  • Drive business goals. Don’t do anything unless it drives a business goal and is trackable. One way that restaurants can drive meaningful actions on Instagram is to encourage people to take action, such as making a reservation by adding a RESERVE button to your contact bar.

Panel

During a panel discussion moderated by Aishwarya Blake from Instagram’s Product Marketing team, three successful culinary entrepreneurs spoke about how they use Instagram to drive traffic to their restaurants, food products and more. The panelists included Dani Beckerman of Jars By Dani (@jars_by_dani), Claire Mosteller of Union Square Hospitality Group (@ushgnyc), and ICC alumnus, Michael Chernow (@michaelchernow), co-founder of The Meatball Shop and founder of Seamore’s. Our key takeaways from the panel include:

  • Stay true to your brand voice. Michael uses one brand voice throughout his restaurant’s Instagram channels—himself! This helps to give the restaurants more authenticity.
  • Stories can be more playful and less edited. Dani noted that stories do not have to be “as perfect” as a feed post. The other panelists agreed!
  • Giveaways can be a fun way to interact with your audience. Claire and Michael both noted that they ran a giveaway for a new restaurant promotion, and it helped to build buzz around the restaurants!

Stories School

We were treated to a special hands-on workshop to learn new tips, and some cool tricks, to optimize Instagram stories with never-before-seen hacks straight from the team! Here are some of the tools we learned:

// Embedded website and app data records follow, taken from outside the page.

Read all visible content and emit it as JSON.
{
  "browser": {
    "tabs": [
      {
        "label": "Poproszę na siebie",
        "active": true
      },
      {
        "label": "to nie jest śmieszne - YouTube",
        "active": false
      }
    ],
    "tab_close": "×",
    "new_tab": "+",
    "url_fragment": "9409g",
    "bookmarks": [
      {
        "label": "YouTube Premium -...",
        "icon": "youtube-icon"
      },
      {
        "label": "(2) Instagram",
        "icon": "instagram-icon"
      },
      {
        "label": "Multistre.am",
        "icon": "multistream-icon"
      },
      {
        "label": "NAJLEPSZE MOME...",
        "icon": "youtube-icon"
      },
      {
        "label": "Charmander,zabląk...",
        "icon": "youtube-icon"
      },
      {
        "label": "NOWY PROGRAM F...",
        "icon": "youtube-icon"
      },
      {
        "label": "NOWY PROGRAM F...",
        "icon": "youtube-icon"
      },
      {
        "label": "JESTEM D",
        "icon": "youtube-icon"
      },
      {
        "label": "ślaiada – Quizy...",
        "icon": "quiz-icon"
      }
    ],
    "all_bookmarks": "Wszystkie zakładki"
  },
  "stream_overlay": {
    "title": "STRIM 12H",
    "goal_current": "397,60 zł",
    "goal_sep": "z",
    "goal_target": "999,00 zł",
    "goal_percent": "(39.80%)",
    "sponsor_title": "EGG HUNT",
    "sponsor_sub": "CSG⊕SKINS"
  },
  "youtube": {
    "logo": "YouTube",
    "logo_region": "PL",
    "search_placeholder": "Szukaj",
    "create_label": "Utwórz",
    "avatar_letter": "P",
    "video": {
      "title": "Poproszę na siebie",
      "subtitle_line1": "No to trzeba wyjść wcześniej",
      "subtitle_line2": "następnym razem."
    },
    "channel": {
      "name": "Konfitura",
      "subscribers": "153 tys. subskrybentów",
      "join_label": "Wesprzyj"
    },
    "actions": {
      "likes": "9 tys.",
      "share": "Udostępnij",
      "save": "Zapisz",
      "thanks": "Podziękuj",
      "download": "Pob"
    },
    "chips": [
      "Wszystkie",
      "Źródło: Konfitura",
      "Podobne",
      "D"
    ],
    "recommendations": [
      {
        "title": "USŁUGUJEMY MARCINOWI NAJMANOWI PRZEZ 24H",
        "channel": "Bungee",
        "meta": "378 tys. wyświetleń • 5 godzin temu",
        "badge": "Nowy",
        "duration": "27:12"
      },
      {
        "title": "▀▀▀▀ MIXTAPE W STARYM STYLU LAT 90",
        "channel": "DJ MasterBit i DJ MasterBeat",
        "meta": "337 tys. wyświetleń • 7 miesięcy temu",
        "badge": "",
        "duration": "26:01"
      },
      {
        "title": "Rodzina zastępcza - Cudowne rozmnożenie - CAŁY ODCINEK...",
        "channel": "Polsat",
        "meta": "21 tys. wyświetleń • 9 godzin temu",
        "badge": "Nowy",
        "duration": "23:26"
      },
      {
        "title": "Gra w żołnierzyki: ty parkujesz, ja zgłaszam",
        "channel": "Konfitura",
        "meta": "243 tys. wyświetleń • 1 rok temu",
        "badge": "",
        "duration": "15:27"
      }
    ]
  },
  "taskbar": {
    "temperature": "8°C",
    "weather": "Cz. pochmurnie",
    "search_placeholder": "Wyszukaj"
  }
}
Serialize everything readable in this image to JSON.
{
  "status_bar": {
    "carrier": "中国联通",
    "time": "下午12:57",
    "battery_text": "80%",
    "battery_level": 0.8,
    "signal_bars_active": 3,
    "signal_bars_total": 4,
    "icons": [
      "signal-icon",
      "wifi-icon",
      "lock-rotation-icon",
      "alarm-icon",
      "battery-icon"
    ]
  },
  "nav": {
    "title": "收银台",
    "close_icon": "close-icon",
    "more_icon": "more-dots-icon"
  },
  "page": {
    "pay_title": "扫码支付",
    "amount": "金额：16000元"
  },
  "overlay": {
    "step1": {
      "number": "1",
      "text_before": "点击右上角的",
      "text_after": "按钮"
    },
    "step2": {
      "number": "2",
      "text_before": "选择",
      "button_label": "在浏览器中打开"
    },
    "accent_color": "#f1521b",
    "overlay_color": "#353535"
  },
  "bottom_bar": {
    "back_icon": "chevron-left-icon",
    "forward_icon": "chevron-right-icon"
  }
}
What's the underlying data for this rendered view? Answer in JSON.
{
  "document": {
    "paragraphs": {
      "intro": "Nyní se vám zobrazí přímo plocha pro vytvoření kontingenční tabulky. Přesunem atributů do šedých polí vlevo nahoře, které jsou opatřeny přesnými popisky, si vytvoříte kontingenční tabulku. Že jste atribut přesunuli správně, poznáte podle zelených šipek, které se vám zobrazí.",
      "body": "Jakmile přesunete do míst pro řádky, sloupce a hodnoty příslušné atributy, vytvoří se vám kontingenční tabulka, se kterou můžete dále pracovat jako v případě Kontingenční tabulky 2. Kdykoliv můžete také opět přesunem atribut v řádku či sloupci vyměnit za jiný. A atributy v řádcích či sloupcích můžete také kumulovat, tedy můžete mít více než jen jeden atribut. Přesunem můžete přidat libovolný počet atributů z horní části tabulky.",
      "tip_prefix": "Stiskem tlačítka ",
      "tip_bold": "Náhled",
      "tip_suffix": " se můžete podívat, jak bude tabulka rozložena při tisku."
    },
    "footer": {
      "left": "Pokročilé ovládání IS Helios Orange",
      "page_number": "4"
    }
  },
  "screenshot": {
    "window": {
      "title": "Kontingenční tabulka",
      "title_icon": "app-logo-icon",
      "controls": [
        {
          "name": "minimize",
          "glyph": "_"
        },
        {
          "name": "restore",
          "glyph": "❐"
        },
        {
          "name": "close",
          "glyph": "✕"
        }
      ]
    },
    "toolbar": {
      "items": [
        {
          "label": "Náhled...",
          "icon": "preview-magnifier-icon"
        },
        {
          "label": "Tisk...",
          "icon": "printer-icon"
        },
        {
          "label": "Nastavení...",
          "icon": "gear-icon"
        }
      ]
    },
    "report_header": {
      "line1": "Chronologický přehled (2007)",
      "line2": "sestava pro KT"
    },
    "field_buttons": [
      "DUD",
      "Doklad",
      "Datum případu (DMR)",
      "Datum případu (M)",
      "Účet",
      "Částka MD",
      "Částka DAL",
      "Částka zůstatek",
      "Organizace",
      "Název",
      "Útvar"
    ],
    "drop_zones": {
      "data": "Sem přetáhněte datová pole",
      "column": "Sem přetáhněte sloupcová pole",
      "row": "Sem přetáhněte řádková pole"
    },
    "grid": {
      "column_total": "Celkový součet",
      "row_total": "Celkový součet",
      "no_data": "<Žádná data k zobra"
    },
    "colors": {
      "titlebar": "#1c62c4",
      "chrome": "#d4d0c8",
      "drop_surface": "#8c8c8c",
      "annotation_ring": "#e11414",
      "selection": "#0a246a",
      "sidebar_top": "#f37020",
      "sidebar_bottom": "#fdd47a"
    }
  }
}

  • Stories are a great way to drive traffic to your feed, website, and more!
  • Swipe ups are a useful tool for large business accounts to bring followers and non-followers where you want to point them to take action—back to your website, event ticketing page, or reservation page.
  • There are many fun ways to play around with Instagram stories, like motion pinning an emoji to an element in a video, different texts and colors, and even the rewind video option.
If you’re in need of more help, click here to see Instagram’s quick guide to help restaurants get started. You can also check out the @InstagramForBusiness handle for inspiration on what you could be doing to boost your social media presence.